Give back the data in full. Leave nothing out.

[Excerpts from a dataset]
- - - - -

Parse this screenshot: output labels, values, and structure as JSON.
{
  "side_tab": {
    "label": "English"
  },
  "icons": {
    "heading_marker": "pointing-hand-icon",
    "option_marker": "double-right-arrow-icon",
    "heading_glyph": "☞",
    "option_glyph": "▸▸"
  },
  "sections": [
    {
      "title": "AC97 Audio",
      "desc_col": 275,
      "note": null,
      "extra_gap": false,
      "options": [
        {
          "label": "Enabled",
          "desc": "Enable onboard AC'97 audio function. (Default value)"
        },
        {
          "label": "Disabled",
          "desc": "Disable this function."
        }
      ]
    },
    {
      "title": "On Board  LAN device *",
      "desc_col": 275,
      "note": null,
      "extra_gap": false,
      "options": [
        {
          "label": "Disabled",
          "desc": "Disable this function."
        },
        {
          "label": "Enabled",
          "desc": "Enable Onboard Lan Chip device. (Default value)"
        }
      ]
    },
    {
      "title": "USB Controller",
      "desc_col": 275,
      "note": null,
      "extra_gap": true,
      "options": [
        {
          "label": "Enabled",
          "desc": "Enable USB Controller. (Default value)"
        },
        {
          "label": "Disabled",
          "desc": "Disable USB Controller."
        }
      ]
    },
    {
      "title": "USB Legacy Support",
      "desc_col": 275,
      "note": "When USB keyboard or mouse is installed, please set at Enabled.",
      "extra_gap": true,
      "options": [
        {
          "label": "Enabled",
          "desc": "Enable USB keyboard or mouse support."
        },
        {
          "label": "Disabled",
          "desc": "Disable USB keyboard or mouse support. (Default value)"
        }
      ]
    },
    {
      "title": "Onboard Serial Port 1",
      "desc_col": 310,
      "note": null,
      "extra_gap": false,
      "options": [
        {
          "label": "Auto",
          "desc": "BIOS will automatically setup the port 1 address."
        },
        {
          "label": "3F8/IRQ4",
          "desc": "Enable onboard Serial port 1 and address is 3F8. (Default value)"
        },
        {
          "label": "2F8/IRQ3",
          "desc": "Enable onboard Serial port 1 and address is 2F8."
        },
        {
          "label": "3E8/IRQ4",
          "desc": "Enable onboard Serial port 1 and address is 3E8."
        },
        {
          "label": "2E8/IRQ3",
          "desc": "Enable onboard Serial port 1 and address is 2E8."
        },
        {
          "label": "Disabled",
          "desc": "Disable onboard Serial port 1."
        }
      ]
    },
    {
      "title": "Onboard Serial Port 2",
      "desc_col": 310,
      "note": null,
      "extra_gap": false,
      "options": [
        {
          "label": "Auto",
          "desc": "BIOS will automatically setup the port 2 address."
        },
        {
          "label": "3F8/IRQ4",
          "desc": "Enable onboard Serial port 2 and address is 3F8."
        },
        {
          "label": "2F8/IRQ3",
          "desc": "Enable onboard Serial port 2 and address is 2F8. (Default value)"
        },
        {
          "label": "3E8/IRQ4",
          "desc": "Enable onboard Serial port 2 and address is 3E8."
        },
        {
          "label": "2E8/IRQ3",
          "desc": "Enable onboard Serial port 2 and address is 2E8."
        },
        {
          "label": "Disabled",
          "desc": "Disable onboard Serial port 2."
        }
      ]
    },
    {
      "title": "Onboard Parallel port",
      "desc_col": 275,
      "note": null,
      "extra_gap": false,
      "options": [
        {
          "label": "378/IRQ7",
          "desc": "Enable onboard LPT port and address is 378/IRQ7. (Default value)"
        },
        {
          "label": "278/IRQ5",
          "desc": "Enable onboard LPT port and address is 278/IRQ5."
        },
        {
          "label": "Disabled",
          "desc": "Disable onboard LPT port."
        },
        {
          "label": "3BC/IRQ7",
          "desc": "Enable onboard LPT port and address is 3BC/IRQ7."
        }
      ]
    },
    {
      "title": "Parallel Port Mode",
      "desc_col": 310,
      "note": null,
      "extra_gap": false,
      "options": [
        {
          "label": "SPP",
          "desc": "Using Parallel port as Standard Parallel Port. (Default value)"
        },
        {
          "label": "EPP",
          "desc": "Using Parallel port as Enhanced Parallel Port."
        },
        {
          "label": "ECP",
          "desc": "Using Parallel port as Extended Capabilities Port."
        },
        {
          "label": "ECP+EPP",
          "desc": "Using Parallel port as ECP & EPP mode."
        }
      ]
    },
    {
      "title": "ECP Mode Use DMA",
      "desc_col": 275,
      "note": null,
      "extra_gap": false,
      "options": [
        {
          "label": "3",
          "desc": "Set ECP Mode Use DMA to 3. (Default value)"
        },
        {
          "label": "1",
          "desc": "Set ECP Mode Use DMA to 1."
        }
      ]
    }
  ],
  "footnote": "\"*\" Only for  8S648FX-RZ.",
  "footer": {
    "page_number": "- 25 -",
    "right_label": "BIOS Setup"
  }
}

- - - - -

* _THE COMPLETED TASK_
Parse this screenshot: output labels, values, and structure as JSON.
{
  "side_tab": {
    "label": "English"
  },
  "icons": {
    "heading_marker": "pointing-hand-icon",
    "option_marker": "double-right-arrow-icon",
    "heading_glyph": "☞",
    "option_glyph": "▸▸"
  },
  "sections": [
    {
      "title": "AC97 Audio",
      "desc_col": 275,
      "note": null,
      "extra_gap": false,
      "options": [
        {
          "label": "Enabled",
          "desc": "Enable onboard AC'97 audio function. (Default value)"
        },
        {
          "label": "Disabled",
          "desc": "Disable this function."
        }
      ]
    },
    {
      "title": "On Board  LAN device *",
      "desc_col": 275,
      "note": null,
      "extra_gap": false,
      "options": [
        {
          "label": "Disabled",
          "desc": "Disable this function."
        },
        {
          "label": "Enabled",
          "desc": "Enable Onboard Lan Chip device. (Default value)"
        }
      ]
    },
    {
      "title": "USB Controller",
      "desc_col": 275,
      "note": null,
      "extra_gap": true,
      "options": [
        {
          "label": "Enabled",
          "desc": "Enable USB Controller. (Default value)"
        },
        {
          "label": "Disabled",
          "desc": "Disable USB Controller."
        }
      ]
    },
    {
      "title": "USB Legacy Support",
      "desc_col": 275,
      "note": "When USB keyboard or mouse is installed, please set at Enabled.",
      "extra_gap": true,
      "options": [
        {
          "label": "Enabled",
          "desc": "Enable USB keyboard or mouse support."
        },
        {
          "label": "Disabled",
          "desc": "Disable USB keyboard or mouse support. (Default value)"
        }
      ]
    },
    {
      "title": "Onboard Serial Port 1",
      "desc_col": 310,
      "note": null,
      "extra_gap": false,
      "options": [
        {
          "label": "Auto",
          "desc": "BIOS will automatically setup the port 1 address."
        },
        {
          "label": "3F8/IRQ4",
          "desc": "Enable onboard Serial port 1 and address is 3F8. (Default value)"
        },
        {
          "label": "2F8/IRQ3",
          "desc": "Enable onboard Serial port 1 and address is 2F8."
        },
        {
          "label": "3E8/IRQ4",
          "desc": "Enable onboard Serial port 1 and address is 3E8."
        },
        {
          "label": "2E8/IRQ3",
          "desc": "Enable onboard Serial port 1 and address is 2E8."
        },
        {
          "label": "Disabled",
          "desc": "Disable onboard Serial port 1."
        }
      ]
    },
    {
      "title": "Onboard Serial Port 2",
      "desc_col": 310,
      "note": null,
      "extra_gap": false,
      "options": [
        {
          "label": "Auto",
          "desc": "BIOS will automatically setup the port 2 address."
        },
        {
          "label": "3F8/IRQ4",
          "desc": "Enable onboard Serial port 2 and address is 3F8."
        },
        {
          "label": "2F8/IRQ3",
          "desc": "Enable onboard Serial port 2 and address is 2F8. (Default value)"
        },
        {
          "label": "3E8/IRQ4",
          "desc": "Enable onboard Serial port 2 and address is 3E8."
        },
        {
          "label": "2E8/IRQ3",
          "desc": "Enable onboard Serial port 2 and address is 2E8."
        },
        {
          "label": "Disabled",
          "desc": "Disable onboard Serial port 2."
        }
      ]
    },
    {
      "title": "Onboard Parallel port",
      "desc_col": 275,
      "note": null,
      "extra_gap": false,
      "options": [
        {
          "label": "378/IRQ7",
          "desc": "Enable onboard LPT port and address is 378/IRQ7. (Default value)"
        },
        {
          "label": "278/IRQ5",
          "desc": "Enable onboard LPT port and address is 278/IRQ5."
        },
        {
          "label": "Disabled",
          "desc": "Disable onboard LPT port."
        },
        {
          "label": "3BC/IRQ7",
          "desc": "Enable onboard LPT port and address is 3BC/IRQ7."
        }
      ]
    },
    {
      "title": "Parallel Port Mode",
      "desc_col": 310,
      "note": null,
      "extra_gap": false,
      "options": [
        {
          "label": "SPP",
          "desc": "Using Parallel port as Standard Parallel Port. (Default value)"
        },
        {
          "label": "EPP",
          "desc": "Using Parallel port as Enhanced Parallel Port."
        },
        {
          "label": "ECP",
          "desc": "Using Parallel port as Extended Capabilities Port."
        },
        {
          "label": "ECP+EPP",
          "desc": "Using Parallel port as ECP & EPP mode."
        }
      ]
    },
    {
      "title": "ECP Mode Use DMA",
      "desc_col": 275,
      "note": null,
      "extra_gap": false,
      "options": [
        {
          "label": "3",
          "desc": "Set ECP Mode Use DMA to 3. (Default value)"
        },
        {
          "label": "1",
          "desc": "Set ECP Mode Use DMA to 1."
        }
      ]
    }
  ],
  "footnote": "\"*\" Only for  8S648FX-RZ.",
  "footer": {
    "page_number": "- 25 -",
    "right_label": "BIOS Setup"
  }
}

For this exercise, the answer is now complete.